[Records drawn from a dataset]
- - - - -

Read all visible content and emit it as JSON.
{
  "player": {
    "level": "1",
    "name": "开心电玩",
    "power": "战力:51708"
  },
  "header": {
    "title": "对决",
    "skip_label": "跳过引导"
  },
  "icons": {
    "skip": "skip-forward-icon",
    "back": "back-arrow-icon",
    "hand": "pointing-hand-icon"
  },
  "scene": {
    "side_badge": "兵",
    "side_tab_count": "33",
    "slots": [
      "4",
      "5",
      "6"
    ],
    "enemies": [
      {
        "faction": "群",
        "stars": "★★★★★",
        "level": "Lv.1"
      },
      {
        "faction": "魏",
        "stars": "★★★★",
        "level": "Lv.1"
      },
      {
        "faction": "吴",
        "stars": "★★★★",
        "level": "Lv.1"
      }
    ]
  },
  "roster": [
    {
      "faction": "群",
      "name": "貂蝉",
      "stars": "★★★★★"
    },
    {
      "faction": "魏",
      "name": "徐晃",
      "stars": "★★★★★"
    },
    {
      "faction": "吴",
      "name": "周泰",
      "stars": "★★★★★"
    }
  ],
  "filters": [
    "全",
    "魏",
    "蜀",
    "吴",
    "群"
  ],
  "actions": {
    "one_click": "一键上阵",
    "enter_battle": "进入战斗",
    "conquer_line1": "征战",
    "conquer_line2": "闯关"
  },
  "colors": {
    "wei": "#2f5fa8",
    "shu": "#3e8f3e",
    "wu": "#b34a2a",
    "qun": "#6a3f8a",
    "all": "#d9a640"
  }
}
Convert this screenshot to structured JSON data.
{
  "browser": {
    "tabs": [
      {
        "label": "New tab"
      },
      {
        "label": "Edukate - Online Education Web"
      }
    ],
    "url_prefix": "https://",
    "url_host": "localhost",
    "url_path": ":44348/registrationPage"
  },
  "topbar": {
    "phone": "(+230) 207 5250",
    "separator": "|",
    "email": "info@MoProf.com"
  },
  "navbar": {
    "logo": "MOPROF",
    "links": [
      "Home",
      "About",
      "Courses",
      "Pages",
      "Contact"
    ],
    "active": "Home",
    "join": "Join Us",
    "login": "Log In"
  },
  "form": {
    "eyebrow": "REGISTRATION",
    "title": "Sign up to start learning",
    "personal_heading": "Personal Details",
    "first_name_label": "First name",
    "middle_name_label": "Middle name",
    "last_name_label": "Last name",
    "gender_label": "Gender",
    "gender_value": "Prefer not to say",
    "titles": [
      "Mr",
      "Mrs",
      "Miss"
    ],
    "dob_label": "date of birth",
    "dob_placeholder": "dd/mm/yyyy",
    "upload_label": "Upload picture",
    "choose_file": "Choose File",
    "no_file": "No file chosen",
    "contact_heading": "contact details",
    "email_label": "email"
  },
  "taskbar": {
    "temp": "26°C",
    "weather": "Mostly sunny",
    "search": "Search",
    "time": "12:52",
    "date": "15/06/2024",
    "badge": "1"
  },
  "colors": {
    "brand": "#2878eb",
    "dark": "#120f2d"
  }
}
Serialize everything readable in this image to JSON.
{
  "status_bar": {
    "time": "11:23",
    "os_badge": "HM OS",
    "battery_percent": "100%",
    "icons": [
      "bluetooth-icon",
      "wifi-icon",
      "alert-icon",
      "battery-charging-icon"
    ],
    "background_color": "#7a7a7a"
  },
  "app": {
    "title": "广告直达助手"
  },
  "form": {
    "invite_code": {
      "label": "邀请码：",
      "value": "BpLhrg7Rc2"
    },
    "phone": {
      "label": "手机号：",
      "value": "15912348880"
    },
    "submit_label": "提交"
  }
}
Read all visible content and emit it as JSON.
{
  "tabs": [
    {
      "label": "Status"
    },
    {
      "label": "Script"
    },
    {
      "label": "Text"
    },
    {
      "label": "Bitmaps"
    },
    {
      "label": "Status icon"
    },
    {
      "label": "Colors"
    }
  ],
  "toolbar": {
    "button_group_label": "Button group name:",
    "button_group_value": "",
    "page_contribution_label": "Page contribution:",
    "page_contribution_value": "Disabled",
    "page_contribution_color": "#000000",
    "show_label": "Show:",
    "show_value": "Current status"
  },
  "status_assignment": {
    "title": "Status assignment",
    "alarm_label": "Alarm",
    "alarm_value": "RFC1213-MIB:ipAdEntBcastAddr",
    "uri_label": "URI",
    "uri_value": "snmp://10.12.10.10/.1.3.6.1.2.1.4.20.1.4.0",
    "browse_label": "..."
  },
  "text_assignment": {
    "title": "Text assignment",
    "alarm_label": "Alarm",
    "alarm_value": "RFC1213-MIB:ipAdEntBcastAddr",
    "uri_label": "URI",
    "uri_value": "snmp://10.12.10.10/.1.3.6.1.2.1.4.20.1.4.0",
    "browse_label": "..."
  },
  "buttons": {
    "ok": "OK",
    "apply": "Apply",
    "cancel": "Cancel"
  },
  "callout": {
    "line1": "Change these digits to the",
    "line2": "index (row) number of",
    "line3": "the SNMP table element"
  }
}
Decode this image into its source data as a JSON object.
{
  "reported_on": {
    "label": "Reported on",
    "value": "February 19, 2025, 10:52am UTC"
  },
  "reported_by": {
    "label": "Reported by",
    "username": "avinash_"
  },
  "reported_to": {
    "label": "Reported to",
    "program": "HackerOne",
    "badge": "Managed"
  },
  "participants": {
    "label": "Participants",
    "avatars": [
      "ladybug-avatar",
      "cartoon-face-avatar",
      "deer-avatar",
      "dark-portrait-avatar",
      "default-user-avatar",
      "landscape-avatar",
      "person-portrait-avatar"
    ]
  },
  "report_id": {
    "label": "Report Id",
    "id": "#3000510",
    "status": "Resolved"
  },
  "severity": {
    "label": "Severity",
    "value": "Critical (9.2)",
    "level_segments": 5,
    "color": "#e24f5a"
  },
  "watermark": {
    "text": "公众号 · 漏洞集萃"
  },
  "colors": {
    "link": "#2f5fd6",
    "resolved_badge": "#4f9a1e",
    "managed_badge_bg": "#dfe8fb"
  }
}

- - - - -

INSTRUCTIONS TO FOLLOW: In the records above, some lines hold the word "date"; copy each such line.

SOLUTION TO THIS PROBLEM:
    "dob_label": "date of birth",
    "date": "15/06/2024",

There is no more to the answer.